Captain Marius Joubert of the SAPS Forensic Science Laboratory in Plattekloof testified that Rudi's blood had already started to clot when he was taken from the bed to the floor where his body was found, resulting in swipe and wipe patterns in the blood.
Joubert had also noticed a void on Henri's bed. According to him, there was an absence of spatter in an "otherwise continuous blood-stained area".
"The void was most probably created by the presence of an intervening object, which was removed ..."
Joubert testified on the various blood spatters he analysed following the bloody murders at 12 Goske Street, De Zalze, in January 2015.
A chemical sprayed in the shower of the Van Breda brothers' en suite bathroom found microscopic evidence of blood on the shower handle, the wall above the tap, beneath the shower head and on the floor.

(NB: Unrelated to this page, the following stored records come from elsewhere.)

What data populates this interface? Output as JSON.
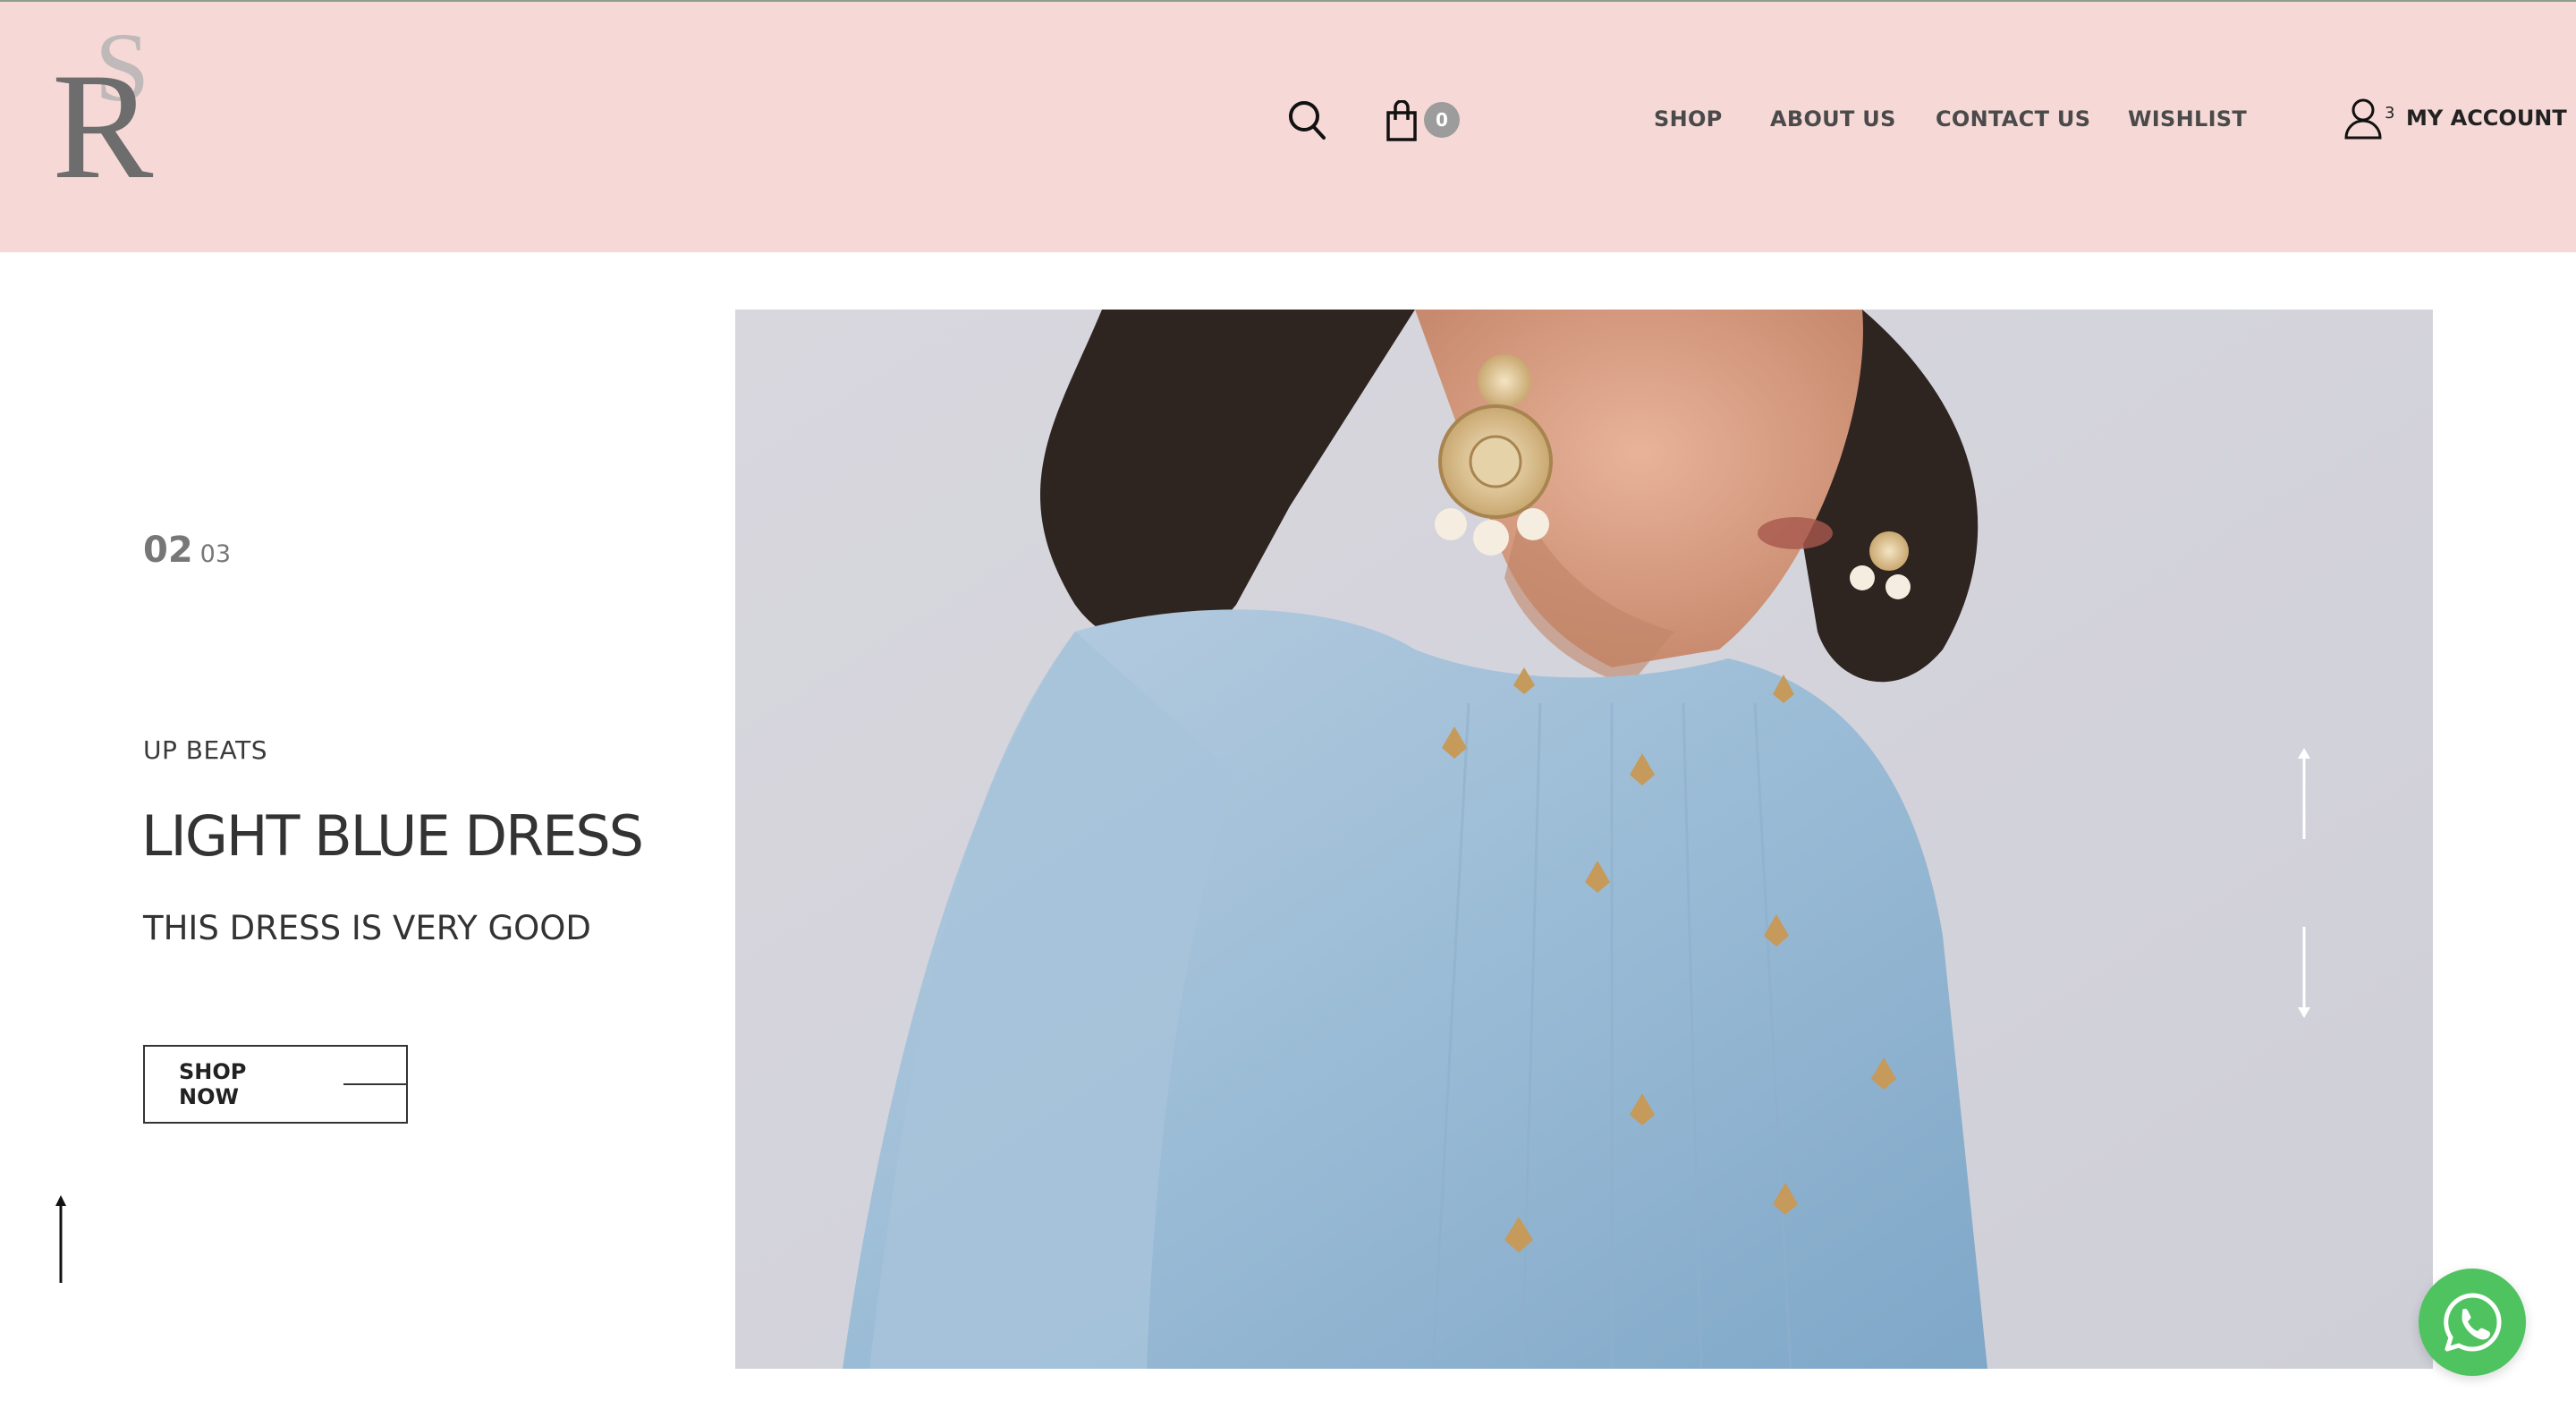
{
  "header": {
    "logo_letters": "RS",
    "cart_count": "0",
    "nav": {
      "shop": "SHOP",
      "about": "ABOUT US",
      "contact": "CONTACT US",
      "wishlist": "WISHLIST"
    },
    "account_count": "3",
    "account_label": "MY ACCOUNT",
    "icons": {
      "search": "search-icon",
      "cart": "shopping-bag-icon",
      "account": "user-icon"
    }
  },
  "hero": {
    "slide_current": "02",
    "slide_total": "03",
    "eyebrow": "UP BEATS",
    "title": "LIGHT BLUE DRESS",
    "subtitle": "THIS DRESS IS VERY GOOD",
    "cta_label": "SHOP NOW",
    "icons": {
      "prev": "arrow-up-icon",
      "next": "arrow-down-icon",
      "scroll_top": "arrow-up-icon",
      "chat": "whatsapp-icon"
    }
  },
  "colors": {
    "header_bg": "#f6d9d6",
    "dress_blue": "#9bbcd6",
    "whatsapp_green": "#4fc35f"
  }
}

The blood belonged to Henri, Teresa and Rudi, according to DNA results.
Blood stain pattern
He painstakingly went through each stain, its possible cause and exact location, stretching from the entry of the family's Stellenbosch home to the drops that had fallen from the first floor where the bodies were found.
Joubert, a policeman with 27 years' experience who started investigating crime scenes in 1993, explained to the court that blood stain pattern analysis could provide information on how a crime was committed.
Earlier in the trial, chief forensic analyst Lieutenant-Colonel Sharlene Otto confirmed DNA was collected from the shower and was found to belong to Henri, his brother and mother.
During cross examination, she confirmed there was not a distinction between the three people, as the three reference samples are "read into" the examined sample.
Henri and Rudi would have 50% DNA from Teresa and it was possible that it only contained two of the three's DNA, she conceded, but insisted all she was required to do was compare the mixture to the references.
No unknown DNA was found on the crime scene.
In addition to the numerous spatters photographed and sketched inside the family's luxury home, blood spatter belonging to Rudi was also found on an external wall, possibly indicating with how much force he had been axed.
More than 50 blood stains were found on Henri's shorts: 35 stains belonged to Rudi, 9 to Henri, 5 to Martin and 3 were mixed samples. None belonged to Marli.
Multiple spatter stains were examined on Henri's white socks, and Joubert said this was caused by being in close proximity to the source.
Joubert testified that force was applied to the source and that the blood had landed on the socks.
Blood samples - 9 from Rudi, 1 from Martin, 1 from Teresa and 2 from Henri - were found on the top and sides of Henri's socks.
Van Breda's murder trial resumed after it was postponed last month when Joubert took ill.
Van Breda, 22, pleaded not guilty to axing his parents and brother to death, seriously injuring his sister Marli, and defeating the ends of justice.
He alleged that an intruder wearing a balaclava, gloves and dark clothes was behind the attack and that he had heard other voices of people speaking Afrikaans in their multi-million rand home on the highly-secured estate.
Van Breda claimed that, after a fight with the axe-wielding intruder who was also armed with a knife, the man had escaped.
But the investigating officer, Sergeant Marlon Appollis, had told the court that no one matching the accused's description of the axe man had ever been found, despite police informants and newspaper appeals being used to locate him.
The trial resumes on Tuesday.